The next few days we did not do much except that we went to Longyearbyen and looked at stuff we did not see the first time. A thing that I realised is that Longyearbyen is the worst place in the whole of Svalbard. This was shock as at the beginning of the holiday it looked so nice and exotic but after everything we saw during the last two weeks, has made the town look very bad. Which is weird since so many tourist just stay there the whole holiday. The last days on Svalbard are a blur I do not know if it was from not sleeping much but I can not remember too much. But what is not a blur I will write about.
At some point in the last days we went to a restaurant that served reindeer which we obviously tried and it tasted good. Also I remember seeing the husky dog shelter which had so many dogs about 200 dogs, it just made me want to get a dog of that breed.

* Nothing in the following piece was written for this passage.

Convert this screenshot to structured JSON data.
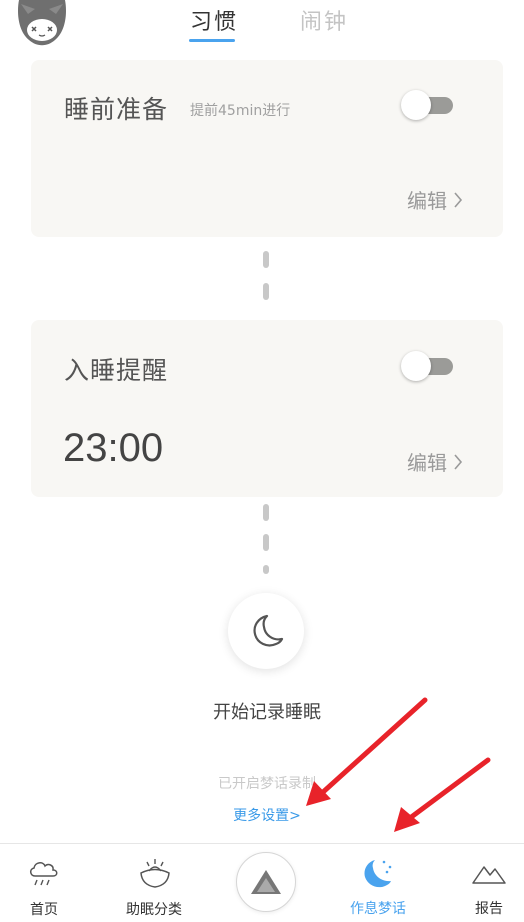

This voyage was one with a lot of new experiences but one I will never forget is shooting a gun for the first time. It just gave me such a thrill and I loved it, shame that you have to be 18 to shoot a gun in the UK. So I’m gonna have to wait a couple years before I will be able to get that feeling again. I know one thing for sure that the most boring part of the holiday was definitely waiting for six hours at the airport in Norway. It just took so long and I could only be looking at stuff on my phone. At this time we found out about another Polish yacht which moored next to us on two occasions. They had beaten the world record for how far north someone has gone on a sailing yacht. A fun fact is that both most southern and most northern records were made by Polish yachts the year of writing this (2015). Its pretty weird looking at it that we could have attempted to beat the record ourselves. But in the end I do not really care, I still had a good time.

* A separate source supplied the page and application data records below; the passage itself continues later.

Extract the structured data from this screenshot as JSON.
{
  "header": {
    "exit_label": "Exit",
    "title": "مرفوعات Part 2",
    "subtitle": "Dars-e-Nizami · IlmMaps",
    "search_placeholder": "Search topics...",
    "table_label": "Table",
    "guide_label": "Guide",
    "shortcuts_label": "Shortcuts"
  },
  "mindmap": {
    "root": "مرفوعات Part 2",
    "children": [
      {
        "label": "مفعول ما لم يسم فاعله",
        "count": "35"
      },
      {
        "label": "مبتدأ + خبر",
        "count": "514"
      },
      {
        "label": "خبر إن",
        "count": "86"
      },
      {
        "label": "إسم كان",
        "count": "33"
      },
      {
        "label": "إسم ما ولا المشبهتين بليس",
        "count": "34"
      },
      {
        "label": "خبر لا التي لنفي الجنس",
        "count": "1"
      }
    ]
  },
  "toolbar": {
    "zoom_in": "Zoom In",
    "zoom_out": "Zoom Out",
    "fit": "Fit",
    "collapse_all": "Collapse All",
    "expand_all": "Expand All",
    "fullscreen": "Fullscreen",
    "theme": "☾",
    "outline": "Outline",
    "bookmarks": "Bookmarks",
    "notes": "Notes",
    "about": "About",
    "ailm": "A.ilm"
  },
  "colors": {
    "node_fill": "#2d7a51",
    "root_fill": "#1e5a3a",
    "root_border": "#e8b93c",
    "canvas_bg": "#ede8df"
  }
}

In conclusion the holiday was the best I have ever had and probably the best I ever will have. I have already mention earlier that the worst place was Longyearbyen. But the best place would be Pyramiden, I know it is a weird choice but I really enjoyed it. It’s not to say that I did not enjoy the rest of the places because I did, but Pyramiden I just really liked for some reason. Maybe it was that it was something I have never seen anything like it before in my life. I was gutted that we did not see a polar bear and like everyone we talked to, did. But in the end I did not go there to see a polar beer. Plus we saw plenty of other polar animals, from birds to foxes and reindeers. And of course the walruses, the animals with the easiest life in my opinion.
Written by Michal Stryjski, 6th September 2015